TASK INSTRUCTIONS: Search the records below for the string "name" and copy each line where it turns up.

[Excerpts from a dataset]
━━━━━━━━

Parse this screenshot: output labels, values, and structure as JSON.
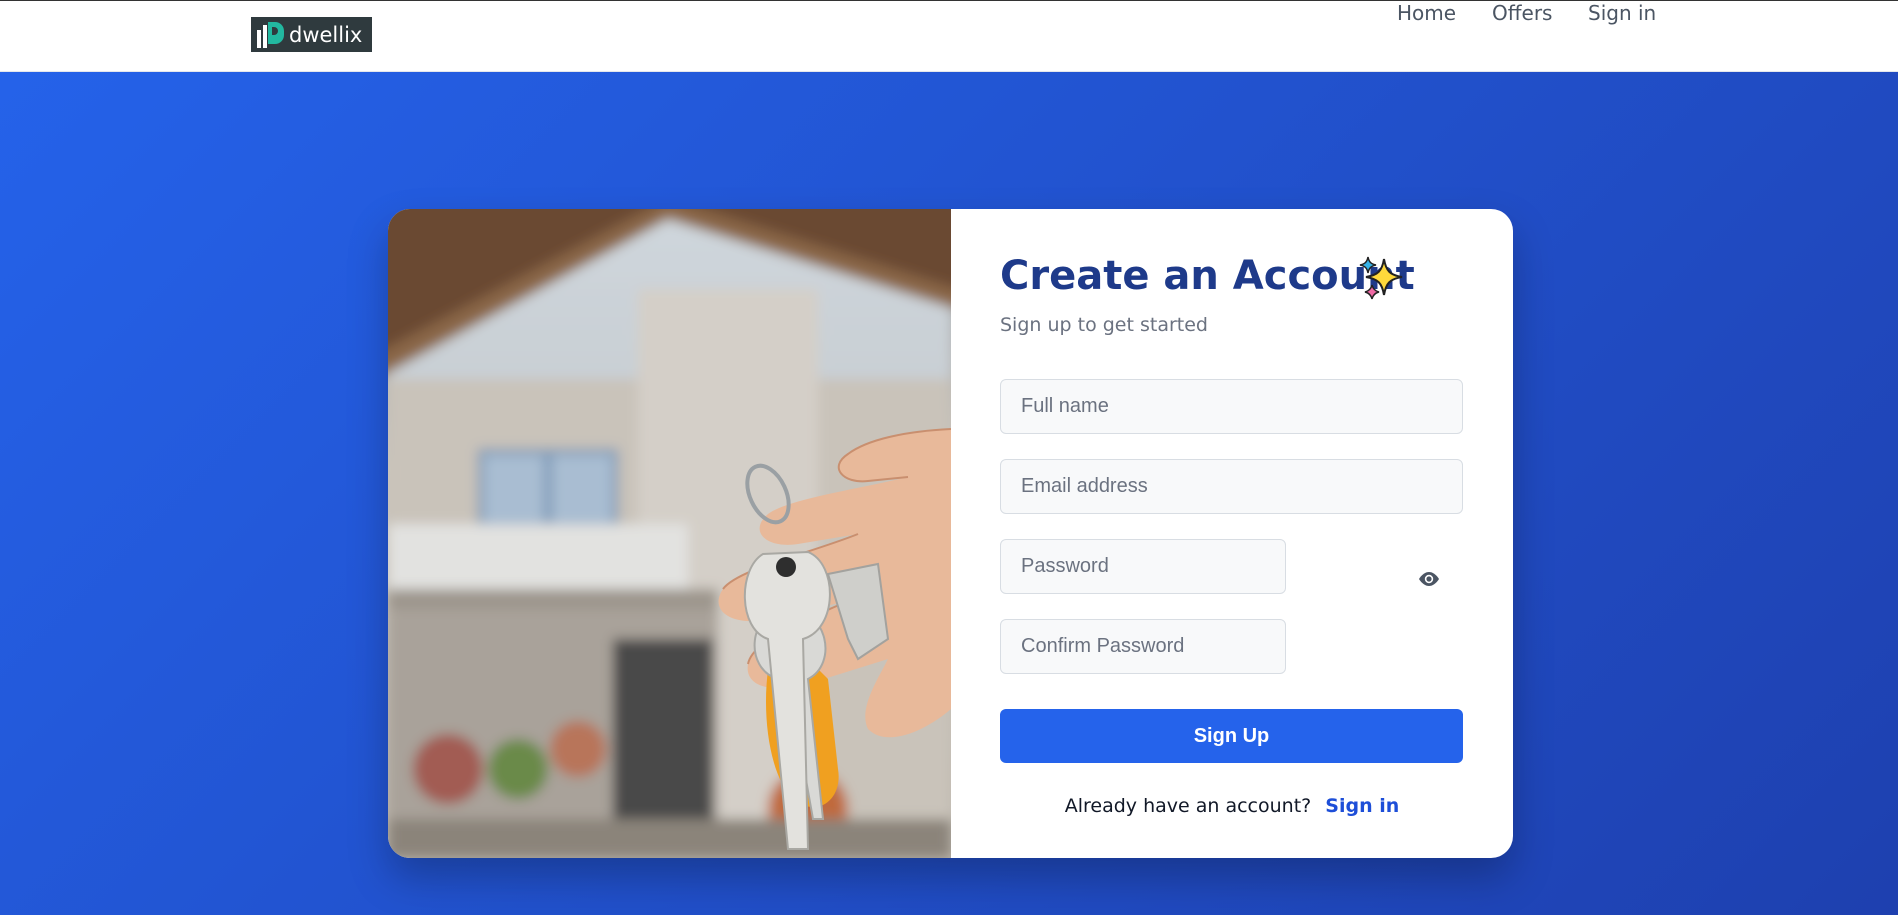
{
  "nav": {
    "brand": "dwellix",
    "links": [
      "Home",
      "Offers",
      "Sign in"
    ]
  },
  "form": {
    "title": "Create an Account",
    "subtitle": "Sign up to get started",
    "fullname_placeholder": "Full name",
    "email_placeholder": "Email address",
    "password_placeholder": "Password",
    "confirm_placeholder": "Confirm Password",
    "submit_label": "Sign Up",
    "footer_text": "Already have an account?",
    "footer_link": "Sign in"
  },
  "colors": {
    "background_start": "#2563eb",
    "background_end": "#1e40af",
    "title": "#1e3a8a",
    "button": "#2563eb",
    "link": "#1d4ed8"
  },
  "icons": {
    "logo": "building-logo-icon",
    "title_emoji": "sparkles-icon",
    "password_toggle": "eye-icon"
  },
  "image": {
    "subject": "hand holding house keys in front of a blurred house"
  }
}
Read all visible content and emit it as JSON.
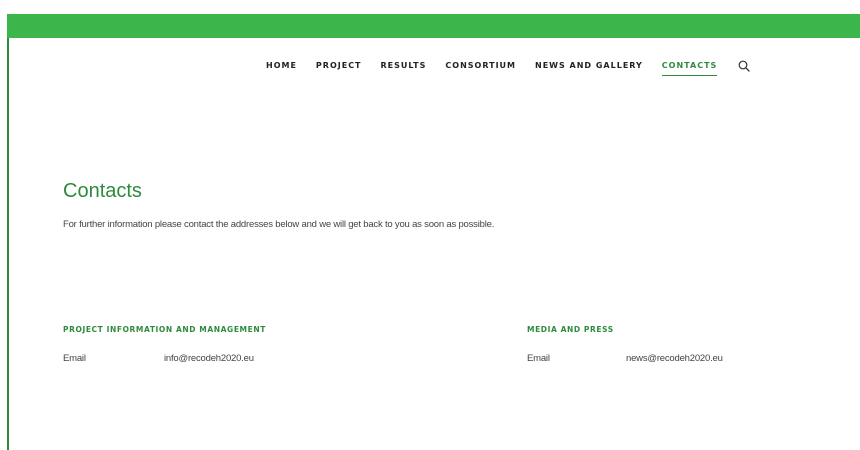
{
  "nav": {
    "items": [
      {
        "label": "HOME"
      },
      {
        "label": "PROJECT"
      },
      {
        "label": "RESULTS"
      },
      {
        "label": "CONSORTIUM"
      },
      {
        "label": "NEWS AND GALLERY"
      },
      {
        "label": "CONTACTS",
        "active": true
      }
    ],
    "search_icon": "search-icon"
  },
  "colors": {
    "top_bar": "#3cb54a",
    "accent": "#2e8b3e",
    "nav_text": "#222222",
    "body_text": "#444444"
  },
  "page": {
    "title": "Contacts",
    "intro": "For further information please contact the addresses below and we will get back to you as soon as possible."
  },
  "sections": [
    {
      "title": "PROJECT INFORMATION AND MANAGEMENT",
      "label": "Email",
      "value": "info@recodeh2020.eu"
    },
    {
      "title": "MEDIA AND PRESS",
      "label": "Email",
      "value": "news@recodeh2020.eu"
    }
  ]
}
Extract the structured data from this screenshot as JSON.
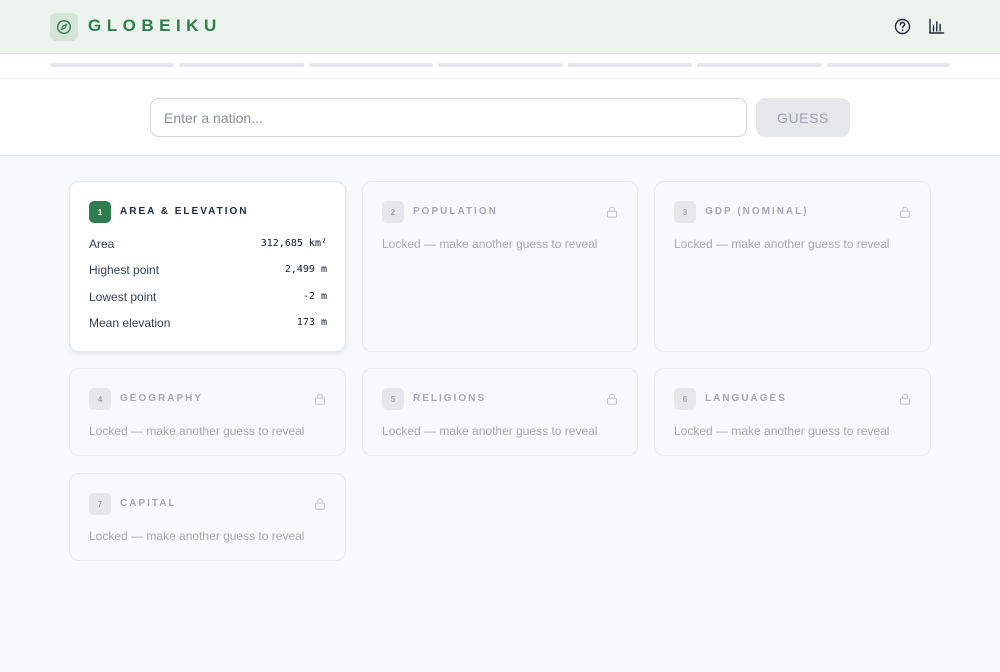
{
  "app": {
    "brand": "GLOBEIKU",
    "logo_icon": "compass-icon",
    "help_icon": "help-circle-icon",
    "stats_icon": "bar-chart-icon",
    "accent_color": "#2e7d4f"
  },
  "progress": {
    "total_segments": 7,
    "filled_segments": 0
  },
  "search": {
    "placeholder": "Enter a nation...",
    "value": "",
    "guess_label": "GUESS"
  },
  "clues": [
    {
      "number": "1",
      "title": "AREA & ELEVATION",
      "state": "revealed",
      "rows": [
        {
          "label": "Area",
          "value": "312,685 km²"
        },
        {
          "label": "Highest point",
          "value": "2,499 m"
        },
        {
          "label": "Lowest point",
          "value": "-2 m"
        },
        {
          "label": "Mean elevation",
          "value": "173 m"
        }
      ]
    },
    {
      "number": "2",
      "title": "POPULATION",
      "state": "locked",
      "message": "Locked — make another guess to reveal"
    },
    {
      "number": "3",
      "title": "GDP (NOMINAL)",
      "state": "locked",
      "message": "Locked — make another guess to reveal"
    },
    {
      "number": "4",
      "title": "GEOGRAPHY",
      "state": "locked",
      "message": "Locked — make another guess to reveal"
    },
    {
      "number": "5",
      "title": "RELIGIONS",
      "state": "locked",
      "message": "Locked — make another guess to reveal"
    },
    {
      "number": "6",
      "title": "LANGUAGES",
      "state": "locked",
      "message": "Locked — make another guess to reveal"
    },
    {
      "number": "7",
      "title": "CAPITAL",
      "state": "locked",
      "message": "Locked — make another guess to reveal"
    }
  ]
}
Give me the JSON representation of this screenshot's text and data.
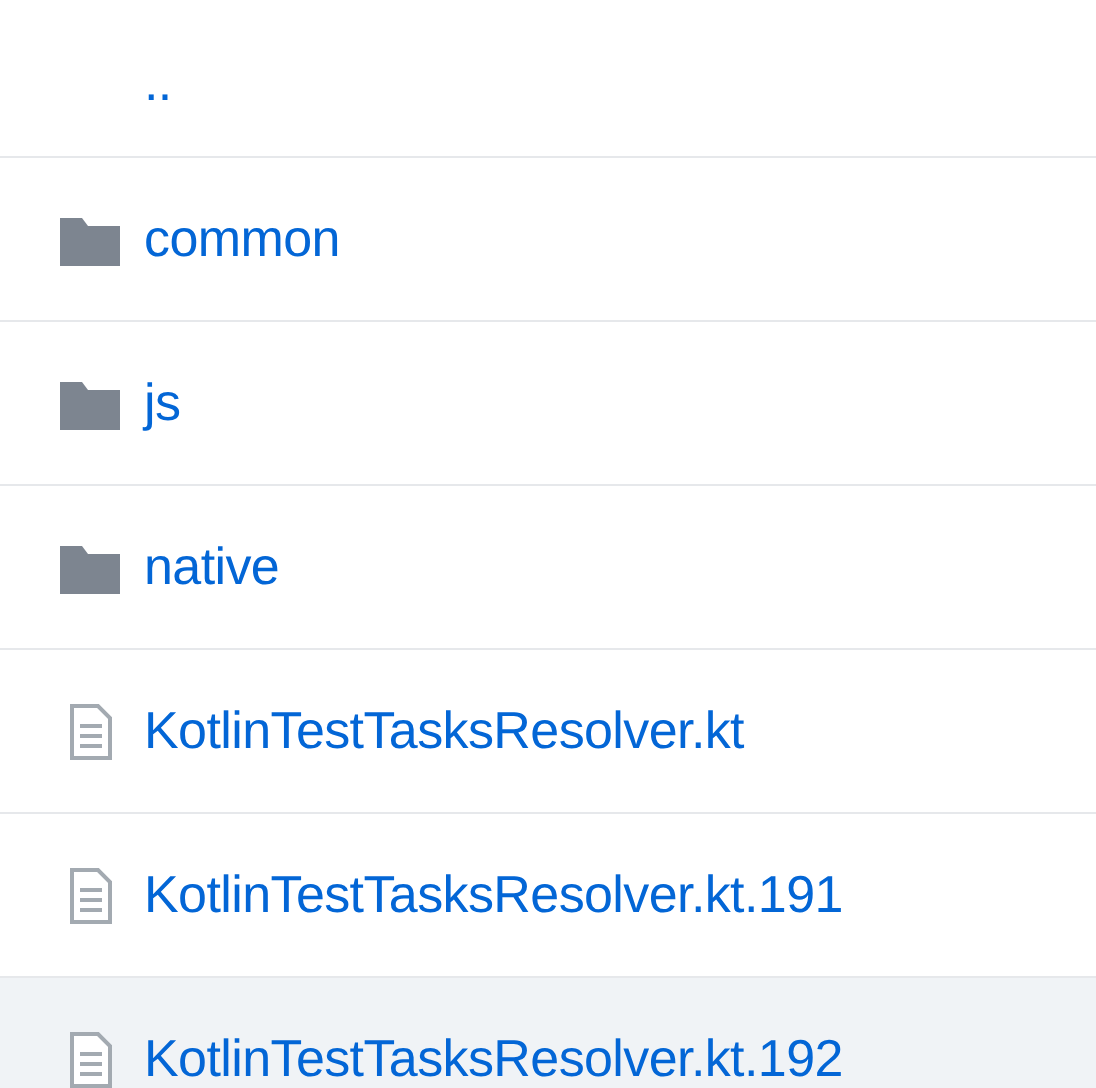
{
  "entries": [
    {
      "kind": "parent",
      "name": "..",
      "selected": false
    },
    {
      "kind": "dir",
      "name": "common",
      "selected": false
    },
    {
      "kind": "dir",
      "name": "js",
      "selected": false
    },
    {
      "kind": "dir",
      "name": "native",
      "selected": false
    },
    {
      "kind": "file",
      "name": "KotlinTestTasksResolver.kt",
      "selected": false
    },
    {
      "kind": "file",
      "name": "KotlinTestTasksResolver.kt.191",
      "selected": false
    },
    {
      "kind": "file",
      "name": "KotlinTestTasksResolver.kt.192",
      "selected": true
    }
  ]
}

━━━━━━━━

RESPONSE BOX:
    "fullname_placeholder": "Full name",
      "name": "..",
      "name": "common",
      "name": "js",
      "name": "native",
      "name": "KotlinTestTasksResolver.kt",
      "name": "KotlinTestTasksResolver.kt.191",
      "name": "KotlinTestTasksResolver.kt.192",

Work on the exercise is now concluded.